After the airiness and space of the plains and mountains of North America, New Zealand feels quite cramped and crowded and the roads very busy. In the States I’d often cycle out of one town in the morning and not hit another until it was time to pitch the tent in the evening. In New Zealand the towns and scenery delights come in quick succession and they’re lovely little towns, not yet blighted by big shopping malls. There is always a lively main street with all sorts of different shops such as bakers, butchers, delis, greengrocers, bicycle shops and surf clubs. There’s not such a huge range of groceries in New Zealand but they’re certainly cheaper which is good for the hungry cyclist (. . . me!) and the budget traveller (. . . also me!). And Tigger and I can now claim low food miles as we scoff our Kiwi fruits!

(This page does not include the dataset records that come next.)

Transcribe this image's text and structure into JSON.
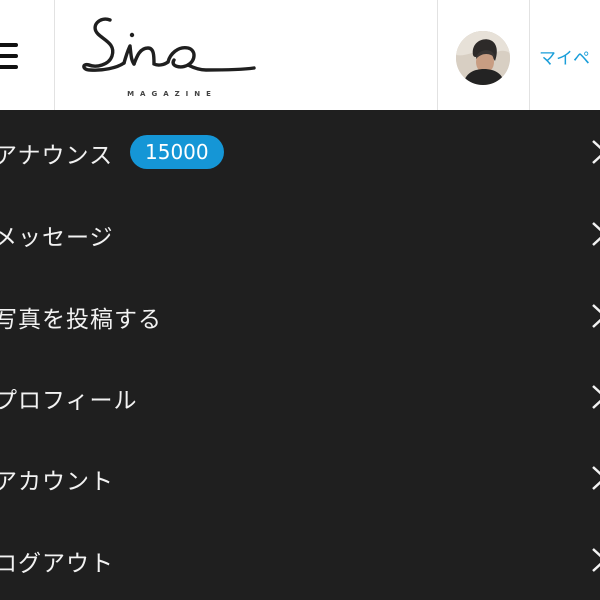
{
  "header": {
    "menu_icon": "hamburger-menu-icon",
    "logo": {
      "wordmark": "Sina",
      "subtitle": "MAGAZINE"
    },
    "avatar_icon": "user-avatar",
    "mypage_label": "マイペ"
  },
  "menu": {
    "items": [
      {
        "label": "アナウンス",
        "badge": "15000",
        "icon": "chevron-right-icon"
      },
      {
        "label": "メッセージ",
        "icon": "chevron-right-icon"
      },
      {
        "label": "写真を投稿する",
        "icon": "chevron-right-icon"
      },
      {
        "label": "プロフィール",
        "icon": "chevron-right-icon"
      },
      {
        "label": "アカウント",
        "icon": "chevron-right-icon"
      },
      {
        "label": "ログアウト",
        "icon": "chevron-right-icon"
      }
    ]
  },
  "colors": {
    "header_bg": "#ffffff",
    "menu_bg": "#1f1f1f",
    "accent": "#1596d6",
    "link": "#1a9ed9",
    "menu_text": "#f2f2f2"
  }
}
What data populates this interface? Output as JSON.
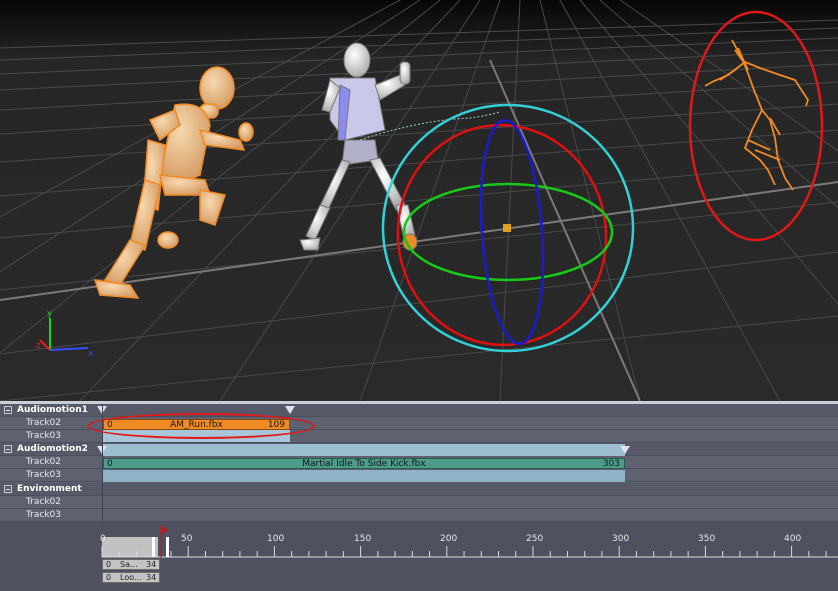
{
  "viewport": {
    "axis_labels": {
      "x": "x",
      "y": "y",
      "z": "z"
    }
  },
  "tracks": {
    "groups": [
      {
        "name": "Audiomotion1",
        "tracks": [
          "Track02",
          "Track03"
        ]
      },
      {
        "name": "Audiomotion2",
        "tracks": [
          "Track02",
          "Track03"
        ]
      },
      {
        "name": "Environment",
        "tracks": [
          "Track02",
          "Track03"
        ]
      }
    ],
    "clips": {
      "run": {
        "start": "0",
        "name": "AM_Run.fbx",
        "end": "109"
      },
      "kick": {
        "start": "0",
        "name": "Martial Idle To Side Kick.fbx",
        "end": "303"
      }
    }
  },
  "ruler": {
    "ticks": [
      "0",
      "50",
      "100",
      "150",
      "200",
      "250",
      "300",
      "350",
      "400"
    ],
    "current_frame": "34",
    "cues": [
      {
        "start": "0",
        "name": "Sa...",
        "end": "34"
      },
      {
        "start": "0",
        "name": "Loo...",
        "end": "34"
      }
    ]
  },
  "colors": {
    "selection_orange": "#f08a24",
    "clip_teal": "#4d9c8a",
    "highlight_red": "#e01818",
    "gizmo_cyan": "#33d0d8",
    "gizmo_red": "#e01010",
    "gizmo_green": "#18c818",
    "gizmo_blue": "#1a1ad0"
  }
}
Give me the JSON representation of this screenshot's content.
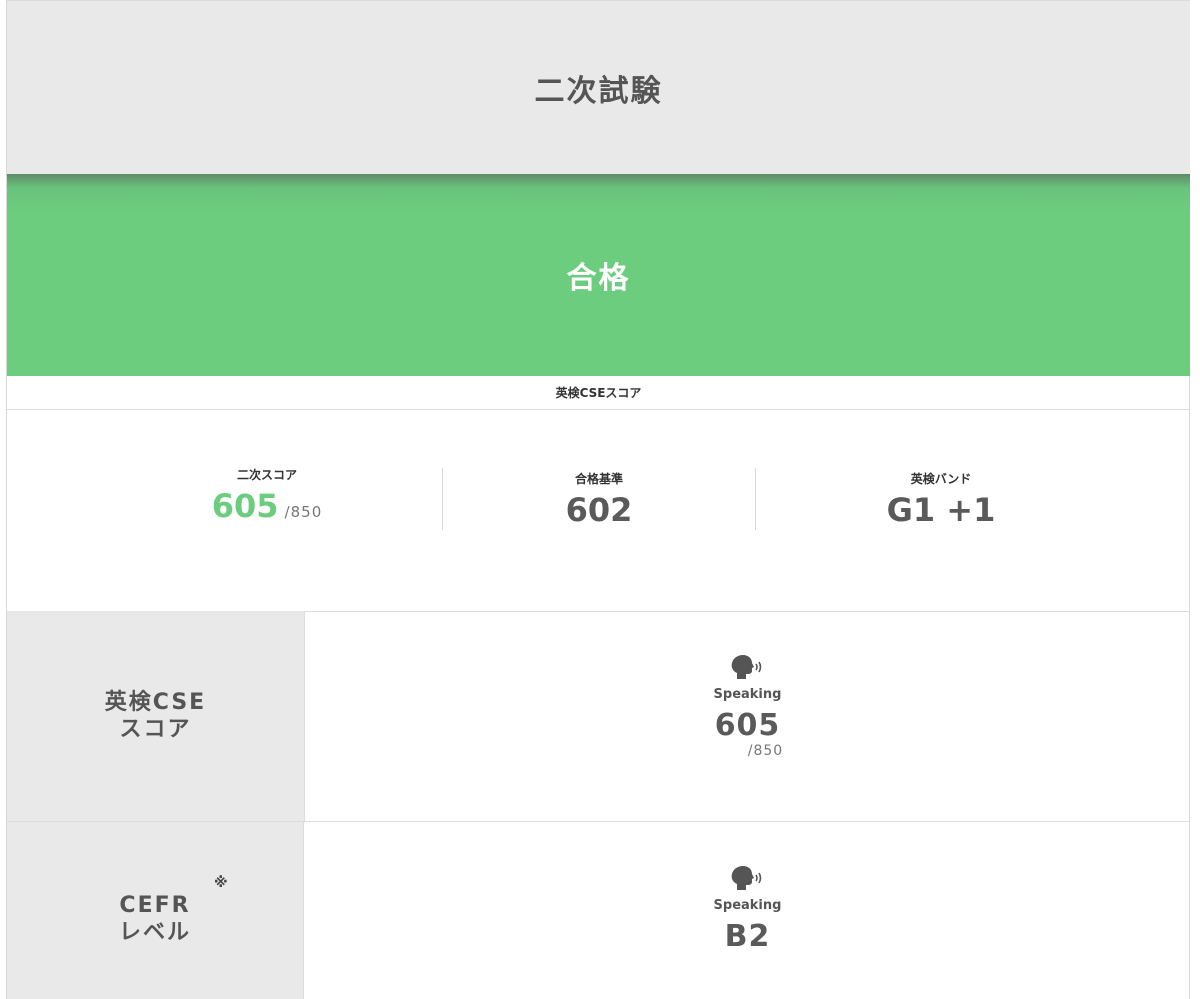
{
  "header": {
    "title": "二次試験"
  },
  "result": {
    "label": "合格"
  },
  "cse_caption": "英検CSEスコア",
  "summary": {
    "score": {
      "label": "二次スコア",
      "value": "605",
      "max": "/850"
    },
    "pass": {
      "label": "合格基準",
      "value": "602"
    },
    "band": {
      "label": "英検バンド",
      "value": "G1 +1"
    }
  },
  "rows": {
    "cse": {
      "head_line1": "英検CSE",
      "head_line2": "スコア",
      "skill_name": "Speaking",
      "skill_icon": "speaking-head-icon",
      "value": "605",
      "max": "/850"
    },
    "cefr": {
      "head_line1": "CEFR",
      "head_line2": "レベル",
      "note_mark": "※",
      "skill_name": "Speaking",
      "skill_icon": "speaking-head-icon",
      "value": "B2"
    }
  },
  "colors": {
    "pass_green": "#6ccd7f",
    "header_gray": "#e9e9e9",
    "text_gray": "#5a5a5a"
  }
}
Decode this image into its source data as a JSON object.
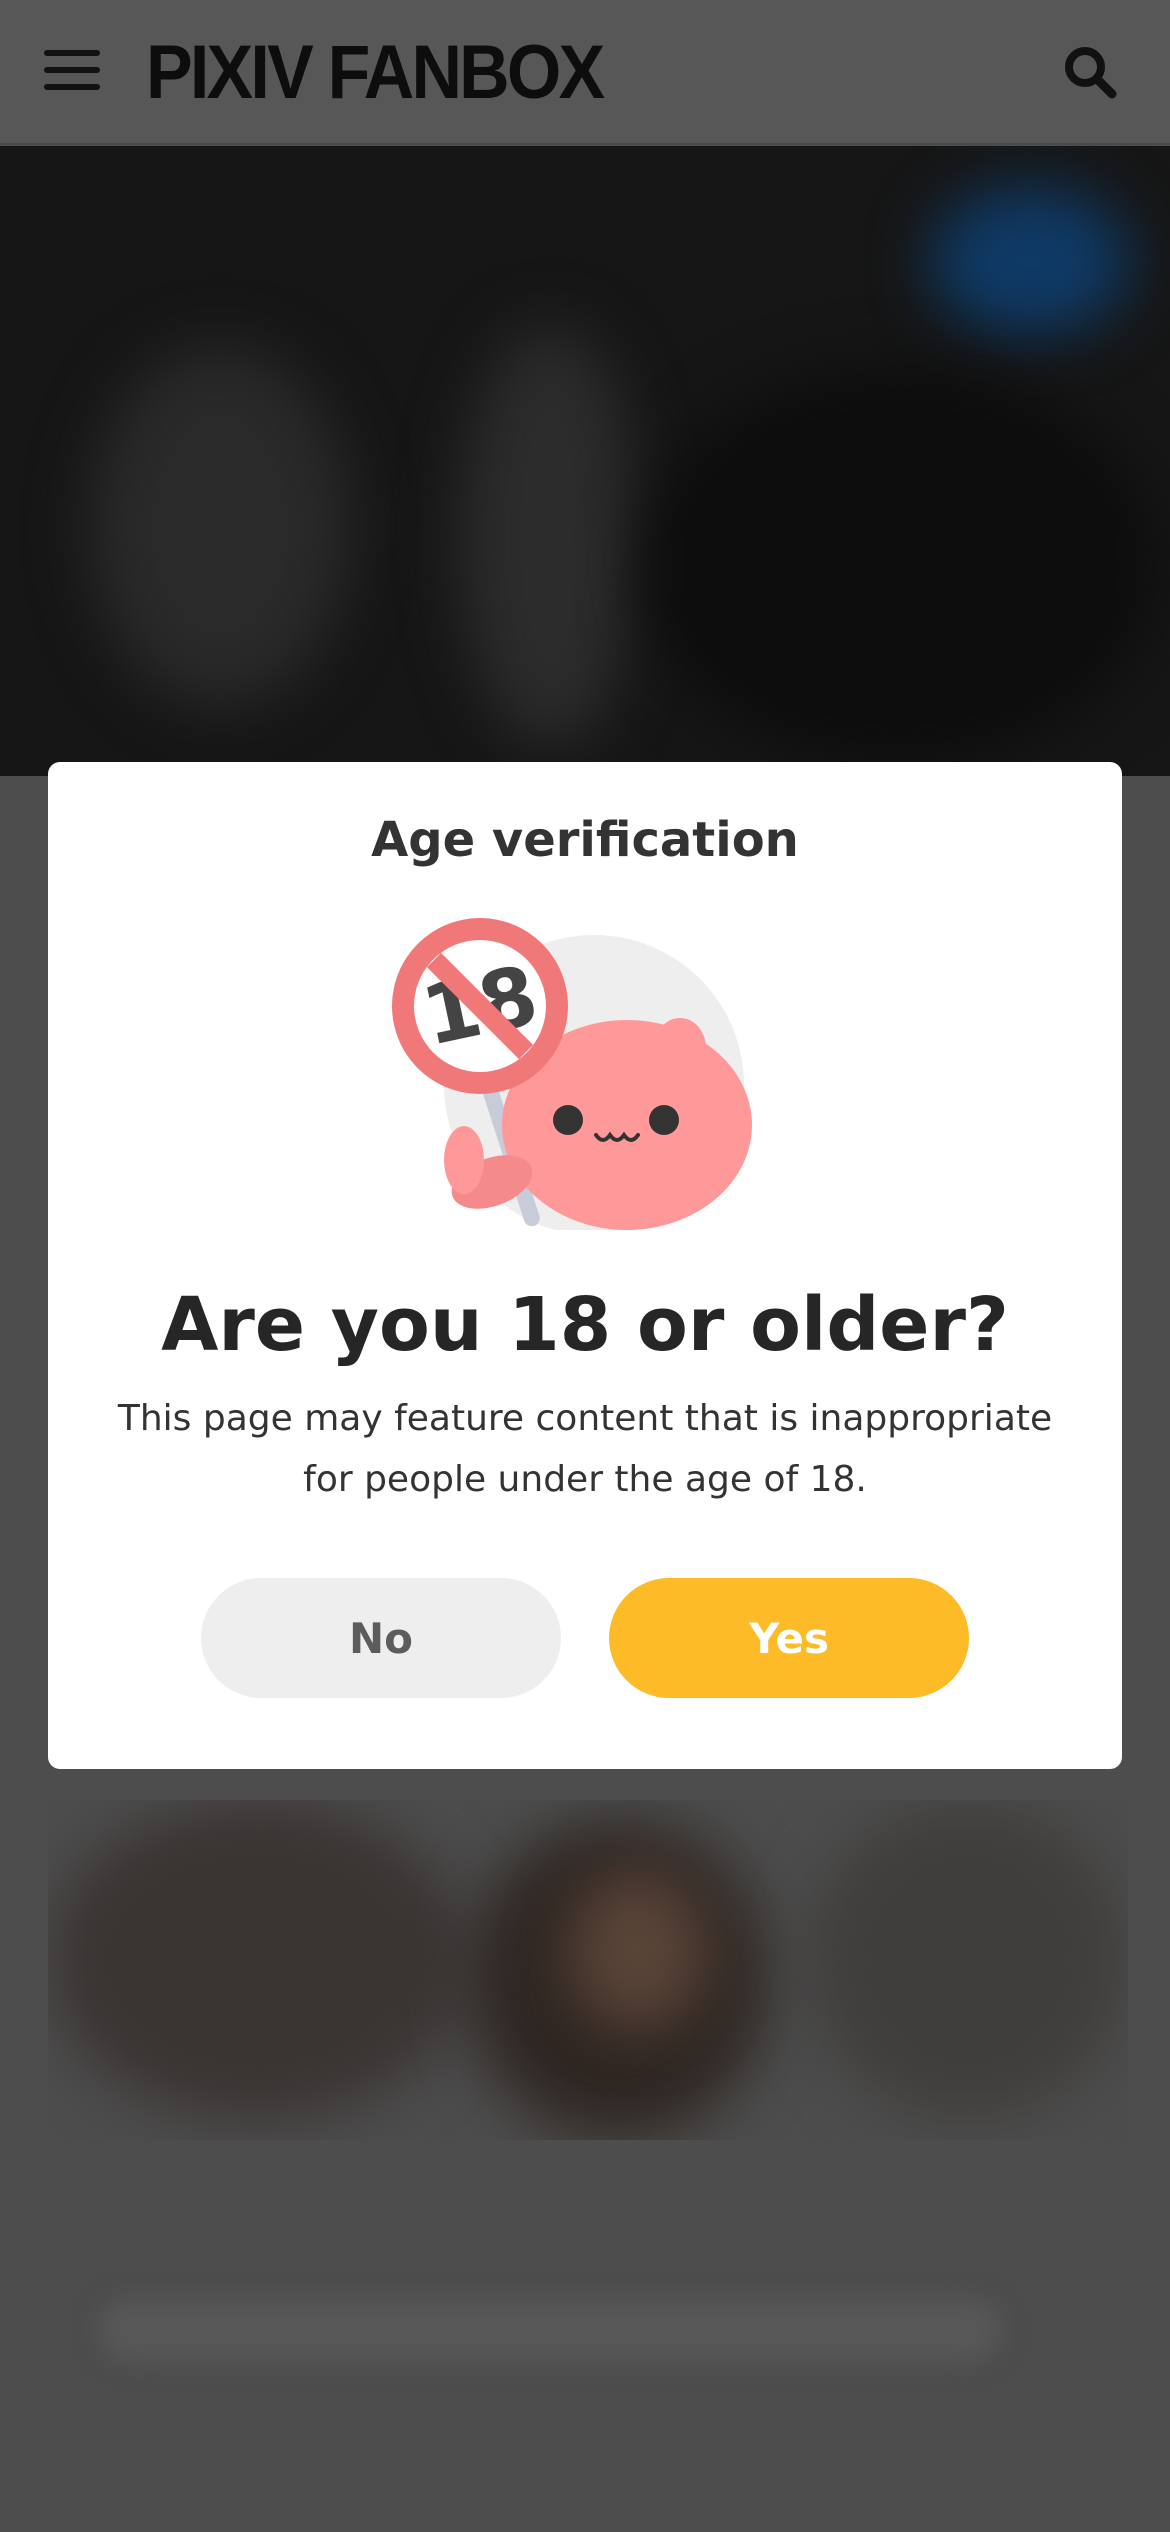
{
  "header": {
    "logo_text": "PIXIV FANBOX",
    "menu_icon": "hamburger-menu-icon",
    "search_icon": "search-icon"
  },
  "dialog": {
    "title": "Age verification",
    "illustration": "pink-mascot-holding-no-under-18-sign",
    "sign_text": "18",
    "heading": "Are you 18 or older?",
    "description": "This page may feature content that is inappropriate for people under the age of 18.",
    "no_label": "No",
    "yes_label": "Yes"
  },
  "colors": {
    "accent_yes": "#fcbb27",
    "no_button_bg": "#eeeeee",
    "mascot_pink": "#ff9999",
    "sign_red": "#f07878",
    "overlay_gray": "#4d4d4d"
  }
}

The temperature right now in New Zealand is just right – pleasantly warm during the day and cool enough at night that you have to wrap up or, as one New Zealander said, “put long-sleeved pants on”. I like chilly nights as where’s the joy in camping if you can’t snuggle up in your sleeping bag!

These last few cold, clear nights the stars have been spectacular but they’re not the only thing glowing after dark. At my camp spot at Katikati I found they had a rival in the “star wars” as the riverbank sparkled with the little lights of thousands of glow-worms! But the best thing about camping in New Zealand compared to the States, is that you don’t have to worry about anything big, hairy and omnivorous coming out of the woods at night!

As I pedal my way down the North Island, there seems no end to the natural wonders on offer. I cycled up onto the volcanic plateau at Rotorua which sits on the caldera of a recently extinct volcano and is now a hotspot for geothermal activity. There are fumaroles and hot springs sending steam and smelly sulphur up into the air and bubbling, boiling mud pools which I find I can happily watch for ages. Then there’s a fabulous dawn chorus to wake up to each morning with a few familiar songs from blackbirds and sparrows (that somehow made their way here on a one-way ticket) and some exotic notes such as those from the Tui bird. It’s a handsome bird that’s black with two white pom-poms dangling from its neck. But the best thing is its song – it sounds just like R2-D2 from Star Wars!

I’ve now left the central volcanic plateau of the North Island and cycled over the crazy, steep roads of the Maungaharuru Range to return to the east coast at the beautiful art deco city of Napier where Lyn (Zelda’s mum) and Bill are putting me up and showing me around. A few days of hard pedalling from here should take me to the world’s most southerly capital city – Wellington!

Photos on Flickr and map below.